boneheaded, stupid decision to throw a slant pattern from the one-yard line with Marshawn Lynch in the backfield Super Bowl loss to the Patriots in 2015. Remember, a year ago, this Seattle team won many games they probably shouldn’t have, and a regression to the mean could be in order if the pass rush is once again dreadful and the offensive line reverts to how it once looked.
We think the Seahawks will get enough of a pass rush and good enough line play to be one of the best teams in the NFC this season, and a relatively soft schedule will be enough to fuel the Seahawks to their first division title since 2016.
Seahawks 2020 Projection: 12-4, 1st place NFC West
Seahawks 2020 Betting Preview
Unlike throwing the ball at the one-yard line when you have prime Marshawn Lynch in the backfield, these futures bets on the Seahawks will be winning decisions.
- Seahawks OVER 9.5 Wins — (+110) at DraftKings Sportsbook
Since Russell Wilson became the starting quarterback of the Seahawks, Seattle has only failed to reach 10 wins a single time, and that came with Blair Walsh as their kicker. If the Seahawks can avoid another major injury outbreak, their favorable schedule and talented roster will be enough to get the Seahawks over this number yet again. This is one of our favorite win total bets of the season.
- Seahawks to Win NFC West — (+220) at DraftKings Sportsbook
While the 49ers are the favorites to win the NFC West, and justifiably so, we are going to take the Seahawks to win the division this season. The 49ers have the dreaded Super Bowl losers hex placed upon them and are already running into a lot of early injury issues at key positions. Just a slight stumble out of the gate by the Niners could ultimately be the deciding difference in who ultimately wins the NFC West, and we think Seattle returns to the top of a loaded division in 2020. The +220 price makes this bet that much sweeter.
- Russell Wilson to Win NFL MVP — (+800) at DraftKings Sportsbook
The only member of the Pete Carroll Seahawks to get a vote for MVP? Bobby Wagner. Yes, that’s right, Russell Wilson has never received a single MVP vote. Wilson has been the favorite to win MVP for good stretches of the 2018 and 2019 seasons, and at +800 with a potentially loaded Seahawks roster, we’re going to take a stab at Wilson finally getting some love in the MVP race.
- Seahawks to Win Super Bowl 55 — (+2000) at DraftKings Sportsbook
Our second of three Super Bowl futures bets will be placed on the Seattle Seahawks at 20-1. Again, this hinges on their ability to have a cohesive offensive line and an improved pass-rush.
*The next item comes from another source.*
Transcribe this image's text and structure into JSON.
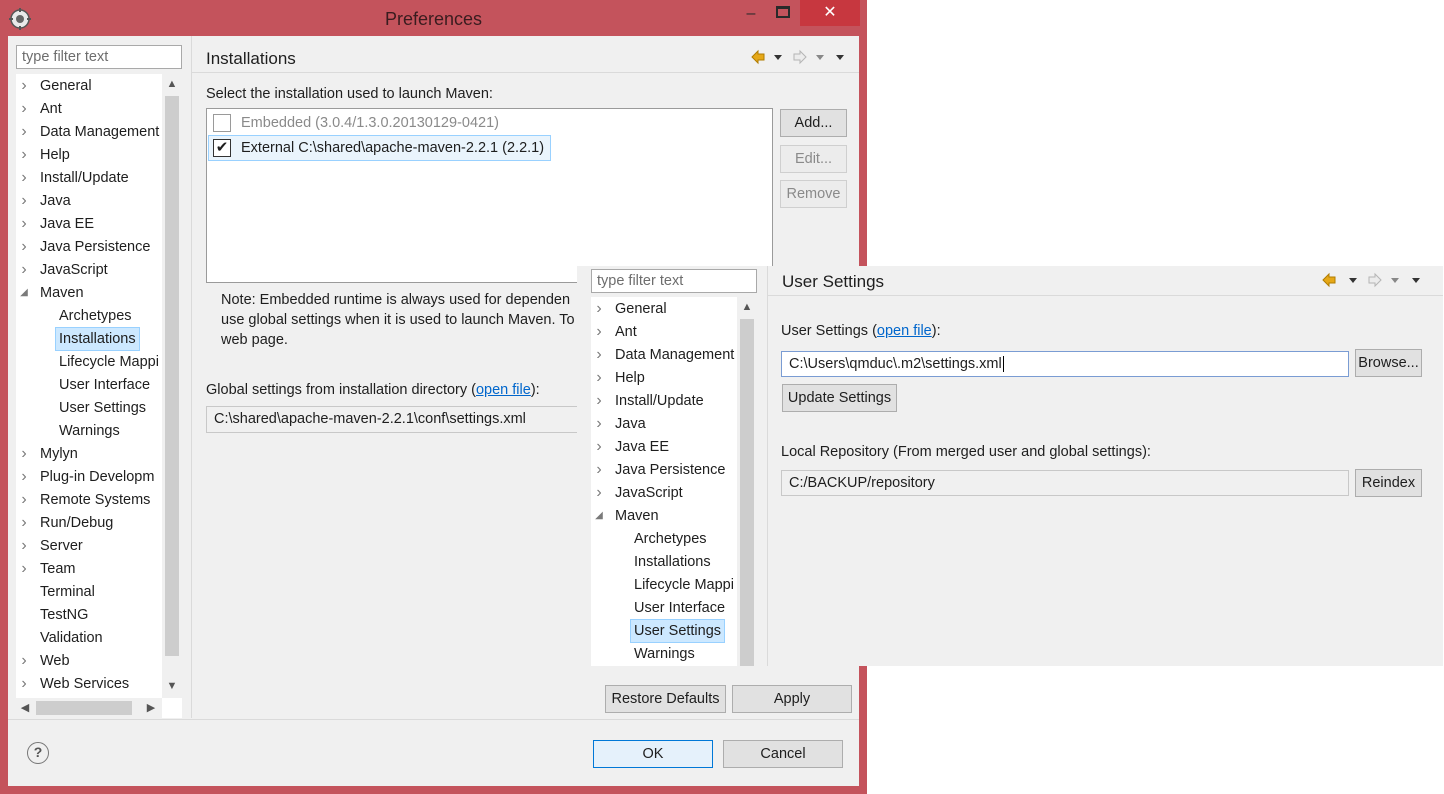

If they can get that, they have everything else a would-be Super Bowl contender would need.